Thousands of demonstrators encircled the White House on Sunday to protest the building of the Keystone XL pipeline that would carry crude oil from Alberta to Texas.

The protest came as U.S. President Barack Obama weighs the political pros and cons of the $7-billion project, which would create thousands of jobs and give the U.S. a safe source for oil. However, it has enraged environmentalists who warn a spill along the pipeline's route would contaminate drinking water.

TransCanada Corp. president Russell Girling, whose company wants to build the pipeline, said it makes "infinite sense" for the U.S. to go ahead with the plan.

"They consume at least 15 million barrels of oil a day, and they import 10 or 11 (million). The safest and most secure place to get that oil is Canada," he told CTV's Question Period.

A few famous faces turned out for Sunday's protest, including American actor Mark Ruffalo, 1997 Nobel Peace Prize winner Jody Williams, and Canadian actress Margot Kidder.

While police estimated the crowd of protesters hit 5,000 at the demonstration's peak, organizers said as many as 12,000 people were on hand for the human ring.

Protest organizer Bill McKibben called the ring around the White House "a big O-shaped hug," and "a symbolic house arrest."

While speaking to demonstrators on Sunday, Michael Brune, the Sierra Club's executive director, called on Obama to say no to the pipeline.

"President Obama can reignite the passion of Americans who care about clean air and clean water if he stands up for the health and livelihood of America's heartland, takes a stand against this climate catastrophe, and rejects this pipeline," Brune said.

"Denying the Keystone XL permit will send a clear signal that the U.S. government recognizes our true 'national interest' before oil company profits."

Obama, who is already in campaign mode as the U.S. nears an election year, said early last week he would give as much consideration to environmental issues as he would to job creation and energy security.

"Folks in Nebraska like all across the country aren't going to say to themselves, 'We'll take a few thousand jobs if it means our kids are potentially drinking water that would damage their health,"' Obama said in an interview with an Omaha TV station from the White House. "We don't want, for example, aquifers to be adversely affected. Folks in Nebraska obviously would be directly impacted."

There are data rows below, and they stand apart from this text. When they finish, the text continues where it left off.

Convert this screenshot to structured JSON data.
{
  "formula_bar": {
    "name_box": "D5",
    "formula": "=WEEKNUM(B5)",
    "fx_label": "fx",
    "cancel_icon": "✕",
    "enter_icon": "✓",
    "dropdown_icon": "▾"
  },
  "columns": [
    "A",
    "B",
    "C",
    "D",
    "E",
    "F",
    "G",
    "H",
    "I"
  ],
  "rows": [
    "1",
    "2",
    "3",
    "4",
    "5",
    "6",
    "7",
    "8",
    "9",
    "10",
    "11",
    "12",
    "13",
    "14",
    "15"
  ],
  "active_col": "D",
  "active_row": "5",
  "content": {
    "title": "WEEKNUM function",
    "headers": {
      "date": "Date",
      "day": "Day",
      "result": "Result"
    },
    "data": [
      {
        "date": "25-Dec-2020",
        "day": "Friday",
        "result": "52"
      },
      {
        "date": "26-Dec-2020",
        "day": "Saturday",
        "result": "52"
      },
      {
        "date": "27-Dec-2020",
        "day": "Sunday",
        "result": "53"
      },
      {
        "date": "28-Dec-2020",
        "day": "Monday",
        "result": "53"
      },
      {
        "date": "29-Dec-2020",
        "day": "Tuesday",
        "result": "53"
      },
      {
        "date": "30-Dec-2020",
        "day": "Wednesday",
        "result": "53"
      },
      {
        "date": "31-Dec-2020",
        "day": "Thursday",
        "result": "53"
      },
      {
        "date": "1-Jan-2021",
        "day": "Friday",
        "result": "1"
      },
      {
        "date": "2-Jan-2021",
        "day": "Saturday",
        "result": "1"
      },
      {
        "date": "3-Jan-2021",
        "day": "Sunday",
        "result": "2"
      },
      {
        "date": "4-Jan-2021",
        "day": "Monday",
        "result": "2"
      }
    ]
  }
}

When asked about Obama's comments while attending the G20 summit in Cannes, Prime Minister Stephen Harper said the president hasn't made a decision yet.

"I thought on balance they were noncommittal," he said of the comments. "It's a project that not only will create a vast number of jobs in both our countries but is essential to American energy security."

The pipeline is supposed to deliver 700,000 barrels a day of crude oil from the Alberta oil sands to refineries on the Gulf of Mexico. It will pass through Montana, South Dakota, Nebraska, Kansas, Oklahoma and Texas.

Girling said opponents of the pipeline have introduced "fear" into the debate and used celebrities like Ruffalo to get their message across to Americans. He said his company wants to make a "safe and reliable" pipeline that will not endanger anyone's water supply.

As for charges that oilsands development is contributing to global warming, Girling said the "Canadian oilsands are one tenth of one percent of global greenhouse-gas emissions."

Obama was expected to make his decision on the massive project by the new year, although a State Department spokesperson said last week that date was not set in stone.

"We'd like to get it done by the end of the year, but if thoroughness demands a little more time nobody has slammed the door on that," Victoria Nuland said. "Our first obligation to the American people, to the president, is to ensure that we do this in a rigorous, transparent and thorough way."

With files from The Canadian Press